Website and app data records

◇ ◇ ◇ ◇ ◇ ◇ ◇

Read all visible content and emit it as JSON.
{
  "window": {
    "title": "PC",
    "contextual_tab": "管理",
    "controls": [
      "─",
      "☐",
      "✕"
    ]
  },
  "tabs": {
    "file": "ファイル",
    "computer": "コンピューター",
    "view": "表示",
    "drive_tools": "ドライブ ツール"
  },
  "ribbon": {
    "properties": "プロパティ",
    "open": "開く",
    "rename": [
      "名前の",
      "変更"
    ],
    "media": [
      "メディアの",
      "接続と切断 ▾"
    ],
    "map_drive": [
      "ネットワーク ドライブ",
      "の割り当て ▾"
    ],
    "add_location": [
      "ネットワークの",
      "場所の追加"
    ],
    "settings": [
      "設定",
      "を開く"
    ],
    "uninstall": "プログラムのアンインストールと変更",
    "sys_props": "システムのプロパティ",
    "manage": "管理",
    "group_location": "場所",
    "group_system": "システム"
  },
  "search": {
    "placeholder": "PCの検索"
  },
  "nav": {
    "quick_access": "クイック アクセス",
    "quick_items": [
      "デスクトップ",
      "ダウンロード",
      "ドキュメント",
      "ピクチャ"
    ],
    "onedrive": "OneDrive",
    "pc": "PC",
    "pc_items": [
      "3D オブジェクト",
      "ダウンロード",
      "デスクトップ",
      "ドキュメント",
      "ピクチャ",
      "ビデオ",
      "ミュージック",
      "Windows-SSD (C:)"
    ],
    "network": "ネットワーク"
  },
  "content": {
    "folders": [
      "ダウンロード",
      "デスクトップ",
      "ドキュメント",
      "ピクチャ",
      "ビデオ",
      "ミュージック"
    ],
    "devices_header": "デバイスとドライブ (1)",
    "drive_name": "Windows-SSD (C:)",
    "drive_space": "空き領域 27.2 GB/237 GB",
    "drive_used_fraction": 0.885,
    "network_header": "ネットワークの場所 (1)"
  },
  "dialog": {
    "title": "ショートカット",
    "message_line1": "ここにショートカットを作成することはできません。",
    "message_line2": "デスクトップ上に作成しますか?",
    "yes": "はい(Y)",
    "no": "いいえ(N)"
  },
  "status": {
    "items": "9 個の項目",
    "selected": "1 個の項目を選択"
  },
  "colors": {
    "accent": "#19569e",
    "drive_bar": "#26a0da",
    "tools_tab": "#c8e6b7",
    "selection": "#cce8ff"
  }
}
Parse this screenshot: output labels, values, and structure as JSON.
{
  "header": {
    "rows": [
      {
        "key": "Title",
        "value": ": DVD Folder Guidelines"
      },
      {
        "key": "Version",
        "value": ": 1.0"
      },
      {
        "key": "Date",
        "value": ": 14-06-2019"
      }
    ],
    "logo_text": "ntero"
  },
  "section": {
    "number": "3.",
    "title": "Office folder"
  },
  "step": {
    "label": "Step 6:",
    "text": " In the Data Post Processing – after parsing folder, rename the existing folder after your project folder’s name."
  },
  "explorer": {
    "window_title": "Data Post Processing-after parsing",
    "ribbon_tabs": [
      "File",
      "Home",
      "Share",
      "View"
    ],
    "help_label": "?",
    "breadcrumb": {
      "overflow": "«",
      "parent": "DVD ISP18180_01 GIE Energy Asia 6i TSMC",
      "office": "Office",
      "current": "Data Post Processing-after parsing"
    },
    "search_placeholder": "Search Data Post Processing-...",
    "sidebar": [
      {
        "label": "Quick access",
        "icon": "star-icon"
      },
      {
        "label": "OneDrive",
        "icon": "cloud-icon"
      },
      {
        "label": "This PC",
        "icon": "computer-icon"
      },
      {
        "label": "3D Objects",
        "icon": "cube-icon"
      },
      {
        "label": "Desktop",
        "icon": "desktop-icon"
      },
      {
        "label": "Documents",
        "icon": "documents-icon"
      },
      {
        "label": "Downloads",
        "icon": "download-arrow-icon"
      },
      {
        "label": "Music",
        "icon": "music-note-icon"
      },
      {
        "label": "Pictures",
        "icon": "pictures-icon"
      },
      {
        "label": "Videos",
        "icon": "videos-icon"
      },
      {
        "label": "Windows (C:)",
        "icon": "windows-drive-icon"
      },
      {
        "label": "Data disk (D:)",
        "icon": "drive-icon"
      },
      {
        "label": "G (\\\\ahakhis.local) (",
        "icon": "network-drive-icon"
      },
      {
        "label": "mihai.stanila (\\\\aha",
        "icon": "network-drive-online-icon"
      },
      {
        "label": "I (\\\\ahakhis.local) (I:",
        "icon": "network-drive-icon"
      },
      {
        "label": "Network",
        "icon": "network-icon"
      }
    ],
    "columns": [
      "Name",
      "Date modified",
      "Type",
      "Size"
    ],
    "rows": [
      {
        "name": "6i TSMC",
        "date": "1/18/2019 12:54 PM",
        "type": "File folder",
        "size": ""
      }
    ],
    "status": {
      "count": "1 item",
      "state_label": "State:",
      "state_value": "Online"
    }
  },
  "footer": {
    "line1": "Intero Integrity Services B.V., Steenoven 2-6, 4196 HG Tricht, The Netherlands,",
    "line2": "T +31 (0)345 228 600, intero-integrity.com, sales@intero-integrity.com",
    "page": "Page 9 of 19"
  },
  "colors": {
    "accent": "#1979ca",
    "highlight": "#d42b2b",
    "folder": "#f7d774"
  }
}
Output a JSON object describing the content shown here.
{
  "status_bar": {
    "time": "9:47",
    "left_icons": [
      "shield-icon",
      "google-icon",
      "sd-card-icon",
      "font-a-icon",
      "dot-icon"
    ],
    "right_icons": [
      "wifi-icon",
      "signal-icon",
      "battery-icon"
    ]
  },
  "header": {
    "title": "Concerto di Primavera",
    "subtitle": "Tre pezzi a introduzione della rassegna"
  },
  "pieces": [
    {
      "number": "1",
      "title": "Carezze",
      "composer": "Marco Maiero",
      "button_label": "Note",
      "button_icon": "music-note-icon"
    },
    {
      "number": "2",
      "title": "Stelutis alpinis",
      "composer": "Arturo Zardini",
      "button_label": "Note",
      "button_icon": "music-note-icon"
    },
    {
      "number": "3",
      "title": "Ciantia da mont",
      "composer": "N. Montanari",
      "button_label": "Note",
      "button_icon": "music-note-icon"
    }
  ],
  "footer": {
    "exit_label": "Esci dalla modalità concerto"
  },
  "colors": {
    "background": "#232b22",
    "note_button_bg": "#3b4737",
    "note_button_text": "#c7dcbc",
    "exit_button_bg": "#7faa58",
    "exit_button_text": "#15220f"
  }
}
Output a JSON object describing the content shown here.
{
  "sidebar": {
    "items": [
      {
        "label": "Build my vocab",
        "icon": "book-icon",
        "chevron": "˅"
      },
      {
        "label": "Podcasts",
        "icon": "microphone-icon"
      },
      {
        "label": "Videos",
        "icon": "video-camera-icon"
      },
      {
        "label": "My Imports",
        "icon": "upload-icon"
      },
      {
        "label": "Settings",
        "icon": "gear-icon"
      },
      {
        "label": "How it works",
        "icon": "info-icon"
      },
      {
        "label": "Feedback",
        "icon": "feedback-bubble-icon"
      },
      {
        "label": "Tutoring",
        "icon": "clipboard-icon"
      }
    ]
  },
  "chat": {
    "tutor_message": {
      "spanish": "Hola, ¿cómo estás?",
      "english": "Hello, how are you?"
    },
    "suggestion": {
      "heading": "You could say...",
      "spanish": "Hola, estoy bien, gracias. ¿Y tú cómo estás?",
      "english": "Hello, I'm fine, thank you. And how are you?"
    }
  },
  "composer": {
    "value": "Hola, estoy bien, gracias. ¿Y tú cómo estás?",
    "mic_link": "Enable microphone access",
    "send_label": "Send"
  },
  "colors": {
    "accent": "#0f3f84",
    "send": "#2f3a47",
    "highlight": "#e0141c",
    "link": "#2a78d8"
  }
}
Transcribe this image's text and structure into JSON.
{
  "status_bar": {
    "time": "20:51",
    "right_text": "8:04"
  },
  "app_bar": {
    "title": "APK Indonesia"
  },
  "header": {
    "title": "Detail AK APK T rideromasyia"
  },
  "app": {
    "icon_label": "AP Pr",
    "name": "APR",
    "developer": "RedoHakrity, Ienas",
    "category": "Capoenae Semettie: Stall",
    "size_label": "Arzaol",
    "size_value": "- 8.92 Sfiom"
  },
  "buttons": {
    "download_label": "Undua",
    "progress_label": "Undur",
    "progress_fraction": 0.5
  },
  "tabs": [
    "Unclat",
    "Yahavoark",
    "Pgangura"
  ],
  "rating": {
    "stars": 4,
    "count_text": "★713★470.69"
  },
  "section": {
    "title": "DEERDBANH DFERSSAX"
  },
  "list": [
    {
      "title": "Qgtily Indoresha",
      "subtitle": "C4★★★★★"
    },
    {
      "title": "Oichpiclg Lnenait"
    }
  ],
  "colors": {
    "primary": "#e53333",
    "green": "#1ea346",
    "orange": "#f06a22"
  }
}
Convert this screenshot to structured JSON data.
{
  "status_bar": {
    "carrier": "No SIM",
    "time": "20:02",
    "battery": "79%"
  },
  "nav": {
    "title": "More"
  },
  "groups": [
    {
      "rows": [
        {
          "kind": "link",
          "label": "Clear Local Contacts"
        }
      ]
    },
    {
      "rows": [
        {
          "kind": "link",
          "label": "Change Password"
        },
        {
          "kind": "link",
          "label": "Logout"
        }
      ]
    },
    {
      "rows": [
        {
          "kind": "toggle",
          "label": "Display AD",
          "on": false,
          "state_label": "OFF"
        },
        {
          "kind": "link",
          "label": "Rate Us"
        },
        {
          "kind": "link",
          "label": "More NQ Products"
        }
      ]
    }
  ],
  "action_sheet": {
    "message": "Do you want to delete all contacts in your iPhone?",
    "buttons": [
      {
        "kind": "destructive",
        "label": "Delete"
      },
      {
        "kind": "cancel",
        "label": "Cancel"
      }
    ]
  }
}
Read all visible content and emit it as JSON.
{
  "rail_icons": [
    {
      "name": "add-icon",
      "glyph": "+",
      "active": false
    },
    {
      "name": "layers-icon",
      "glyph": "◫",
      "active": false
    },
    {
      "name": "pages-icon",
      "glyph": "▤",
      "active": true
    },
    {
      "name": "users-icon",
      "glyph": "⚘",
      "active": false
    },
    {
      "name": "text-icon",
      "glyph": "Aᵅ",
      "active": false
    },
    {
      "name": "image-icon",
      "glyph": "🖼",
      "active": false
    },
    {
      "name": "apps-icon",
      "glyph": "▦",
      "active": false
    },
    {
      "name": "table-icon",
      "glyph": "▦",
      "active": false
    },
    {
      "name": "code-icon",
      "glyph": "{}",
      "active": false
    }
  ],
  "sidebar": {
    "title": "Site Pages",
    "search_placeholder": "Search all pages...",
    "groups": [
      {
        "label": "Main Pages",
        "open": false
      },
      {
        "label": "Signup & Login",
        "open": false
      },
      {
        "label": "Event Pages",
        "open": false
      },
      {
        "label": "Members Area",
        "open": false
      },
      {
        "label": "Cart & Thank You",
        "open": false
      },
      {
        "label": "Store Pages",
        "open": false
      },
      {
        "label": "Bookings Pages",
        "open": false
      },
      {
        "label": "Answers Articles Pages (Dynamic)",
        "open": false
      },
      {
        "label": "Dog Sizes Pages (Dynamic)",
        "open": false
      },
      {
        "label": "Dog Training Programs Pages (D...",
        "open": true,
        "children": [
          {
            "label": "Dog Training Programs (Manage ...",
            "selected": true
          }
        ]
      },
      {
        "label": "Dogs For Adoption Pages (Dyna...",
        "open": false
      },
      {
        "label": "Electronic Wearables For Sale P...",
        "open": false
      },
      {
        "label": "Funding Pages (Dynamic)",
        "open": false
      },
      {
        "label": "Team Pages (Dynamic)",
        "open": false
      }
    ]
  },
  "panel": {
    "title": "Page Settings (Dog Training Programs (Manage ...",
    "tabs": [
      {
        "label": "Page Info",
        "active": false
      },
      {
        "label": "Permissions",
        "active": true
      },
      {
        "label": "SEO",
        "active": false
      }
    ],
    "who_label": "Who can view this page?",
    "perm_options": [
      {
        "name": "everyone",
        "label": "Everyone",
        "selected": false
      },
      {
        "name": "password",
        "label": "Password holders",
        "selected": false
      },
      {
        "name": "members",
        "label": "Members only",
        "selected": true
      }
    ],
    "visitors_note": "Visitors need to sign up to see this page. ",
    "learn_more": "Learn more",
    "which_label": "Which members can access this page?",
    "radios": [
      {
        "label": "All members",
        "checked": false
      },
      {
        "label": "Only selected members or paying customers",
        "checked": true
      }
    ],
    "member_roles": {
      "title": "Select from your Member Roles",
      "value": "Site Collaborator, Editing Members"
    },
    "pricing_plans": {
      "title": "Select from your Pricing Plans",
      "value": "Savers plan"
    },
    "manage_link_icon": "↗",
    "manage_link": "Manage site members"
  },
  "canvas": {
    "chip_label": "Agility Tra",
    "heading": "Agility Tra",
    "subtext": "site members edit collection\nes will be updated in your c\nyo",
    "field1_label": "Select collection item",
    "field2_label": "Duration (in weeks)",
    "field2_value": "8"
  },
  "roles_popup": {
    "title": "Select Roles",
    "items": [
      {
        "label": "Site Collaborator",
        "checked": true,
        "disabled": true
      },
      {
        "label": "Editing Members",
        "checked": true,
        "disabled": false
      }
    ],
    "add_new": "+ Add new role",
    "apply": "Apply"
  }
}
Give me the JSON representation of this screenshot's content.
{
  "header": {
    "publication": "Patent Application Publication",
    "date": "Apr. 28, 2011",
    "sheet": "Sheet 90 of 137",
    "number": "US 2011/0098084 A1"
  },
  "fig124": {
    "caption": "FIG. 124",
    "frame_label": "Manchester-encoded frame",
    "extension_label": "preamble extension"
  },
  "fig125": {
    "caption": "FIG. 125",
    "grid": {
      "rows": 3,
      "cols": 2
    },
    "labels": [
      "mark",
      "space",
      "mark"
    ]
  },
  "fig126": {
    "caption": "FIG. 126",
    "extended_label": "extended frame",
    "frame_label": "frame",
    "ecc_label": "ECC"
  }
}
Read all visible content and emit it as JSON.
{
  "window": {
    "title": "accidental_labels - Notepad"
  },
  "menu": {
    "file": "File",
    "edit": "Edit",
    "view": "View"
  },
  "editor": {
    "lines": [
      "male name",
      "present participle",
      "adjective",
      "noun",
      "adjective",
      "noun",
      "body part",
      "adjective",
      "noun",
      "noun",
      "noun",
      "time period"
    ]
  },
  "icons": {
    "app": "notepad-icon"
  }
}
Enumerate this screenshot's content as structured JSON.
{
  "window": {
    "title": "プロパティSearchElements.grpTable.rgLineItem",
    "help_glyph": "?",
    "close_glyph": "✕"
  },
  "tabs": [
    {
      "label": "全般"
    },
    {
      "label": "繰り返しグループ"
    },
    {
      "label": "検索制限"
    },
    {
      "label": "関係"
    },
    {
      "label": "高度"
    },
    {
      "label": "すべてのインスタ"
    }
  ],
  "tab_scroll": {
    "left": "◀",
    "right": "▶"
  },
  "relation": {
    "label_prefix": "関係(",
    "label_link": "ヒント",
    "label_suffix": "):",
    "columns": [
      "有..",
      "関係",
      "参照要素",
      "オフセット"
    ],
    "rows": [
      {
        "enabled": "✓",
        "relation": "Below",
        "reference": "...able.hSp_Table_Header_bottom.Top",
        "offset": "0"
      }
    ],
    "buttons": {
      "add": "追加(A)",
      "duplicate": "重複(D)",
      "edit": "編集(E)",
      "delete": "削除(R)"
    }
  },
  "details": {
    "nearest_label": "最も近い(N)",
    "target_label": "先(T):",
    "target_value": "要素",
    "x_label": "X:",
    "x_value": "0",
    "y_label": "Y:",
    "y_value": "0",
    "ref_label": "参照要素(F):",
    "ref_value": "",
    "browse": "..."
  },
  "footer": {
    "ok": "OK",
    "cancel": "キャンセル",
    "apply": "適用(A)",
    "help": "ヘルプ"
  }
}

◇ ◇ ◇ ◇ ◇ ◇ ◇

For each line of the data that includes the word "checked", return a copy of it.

> RESPONSE BOX
        "checked": false
        "checked": true
        "checked": true,
        "checked": true,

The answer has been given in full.